::: Working data :::
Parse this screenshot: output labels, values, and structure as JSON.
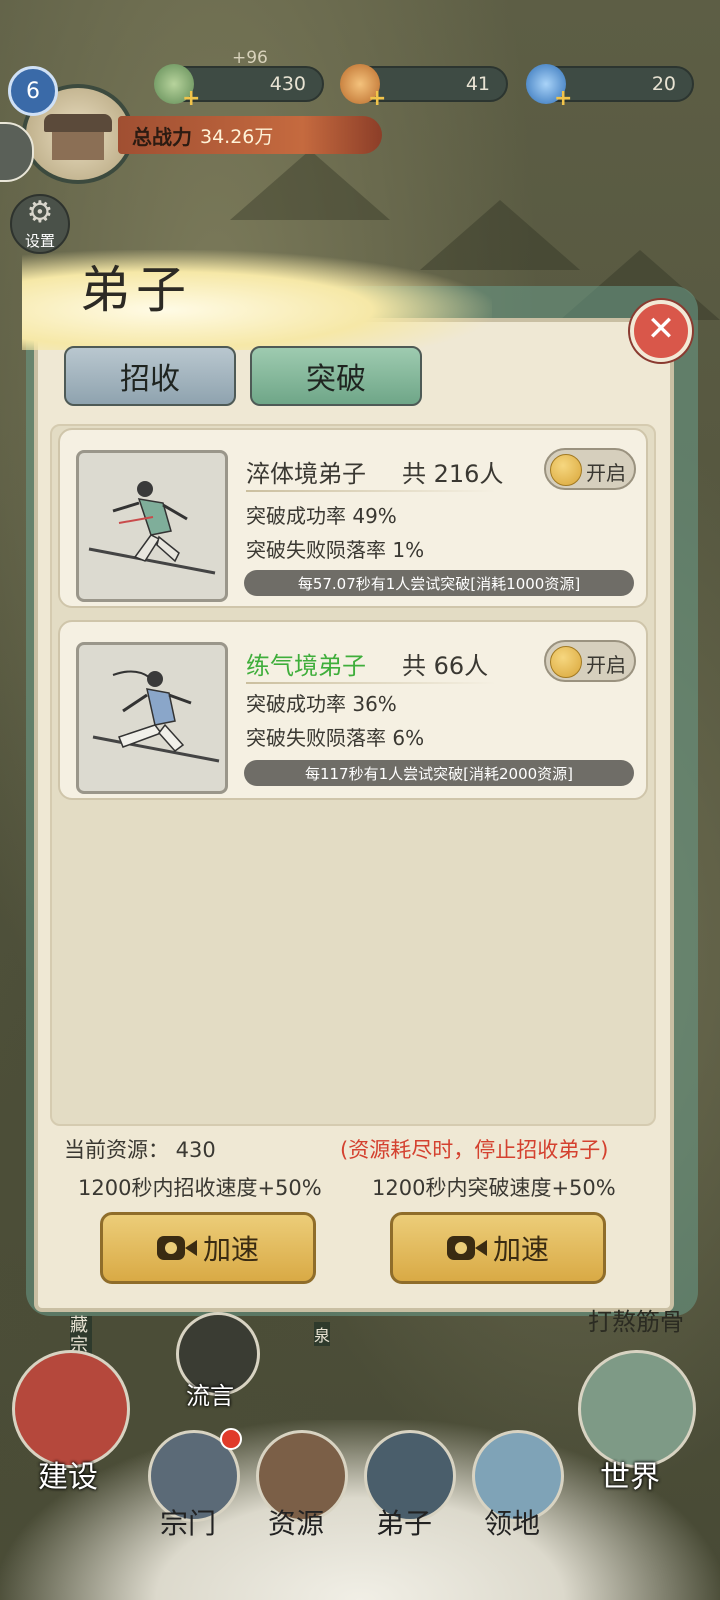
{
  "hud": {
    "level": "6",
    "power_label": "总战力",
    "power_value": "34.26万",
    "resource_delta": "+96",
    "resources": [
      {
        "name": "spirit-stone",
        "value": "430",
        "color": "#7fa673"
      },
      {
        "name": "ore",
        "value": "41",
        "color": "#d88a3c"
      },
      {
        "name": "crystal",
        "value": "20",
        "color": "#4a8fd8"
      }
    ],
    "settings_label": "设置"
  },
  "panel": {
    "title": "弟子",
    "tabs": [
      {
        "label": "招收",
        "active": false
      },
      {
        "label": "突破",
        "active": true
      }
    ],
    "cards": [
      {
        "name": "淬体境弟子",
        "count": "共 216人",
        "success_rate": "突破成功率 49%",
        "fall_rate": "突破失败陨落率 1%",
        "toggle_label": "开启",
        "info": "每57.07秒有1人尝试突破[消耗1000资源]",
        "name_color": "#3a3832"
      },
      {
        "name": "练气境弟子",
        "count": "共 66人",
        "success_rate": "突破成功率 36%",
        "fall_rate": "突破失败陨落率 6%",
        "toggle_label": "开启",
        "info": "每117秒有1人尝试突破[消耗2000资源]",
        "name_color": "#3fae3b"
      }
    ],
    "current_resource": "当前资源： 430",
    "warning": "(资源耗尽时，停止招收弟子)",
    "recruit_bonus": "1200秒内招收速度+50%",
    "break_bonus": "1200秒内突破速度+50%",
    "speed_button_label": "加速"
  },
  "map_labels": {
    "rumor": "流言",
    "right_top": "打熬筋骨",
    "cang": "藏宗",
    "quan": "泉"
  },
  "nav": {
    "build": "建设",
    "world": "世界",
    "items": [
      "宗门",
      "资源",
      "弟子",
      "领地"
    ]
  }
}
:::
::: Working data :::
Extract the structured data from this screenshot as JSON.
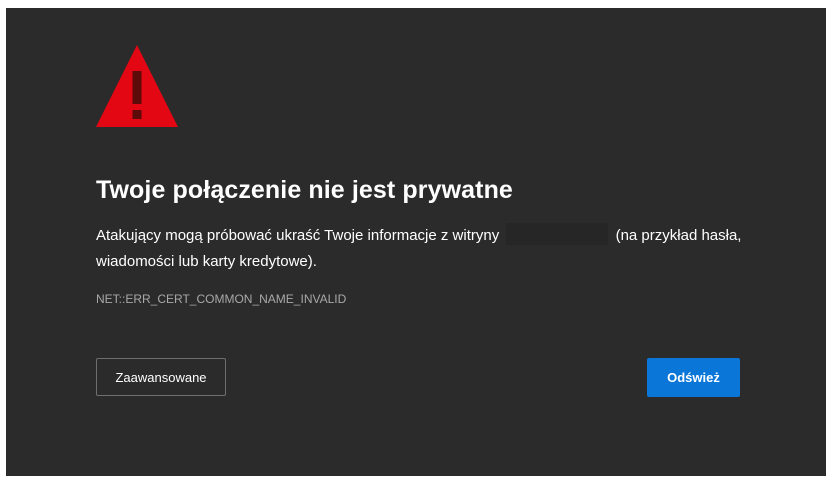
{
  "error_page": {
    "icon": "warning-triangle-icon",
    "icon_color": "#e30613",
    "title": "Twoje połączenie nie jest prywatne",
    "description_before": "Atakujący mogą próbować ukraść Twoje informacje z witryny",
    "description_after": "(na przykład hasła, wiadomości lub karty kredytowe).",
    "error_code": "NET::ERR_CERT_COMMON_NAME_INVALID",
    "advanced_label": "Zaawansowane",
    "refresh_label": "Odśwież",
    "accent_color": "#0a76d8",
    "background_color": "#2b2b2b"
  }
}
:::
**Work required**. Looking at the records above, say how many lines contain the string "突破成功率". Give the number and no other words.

**Solution for this task**. 2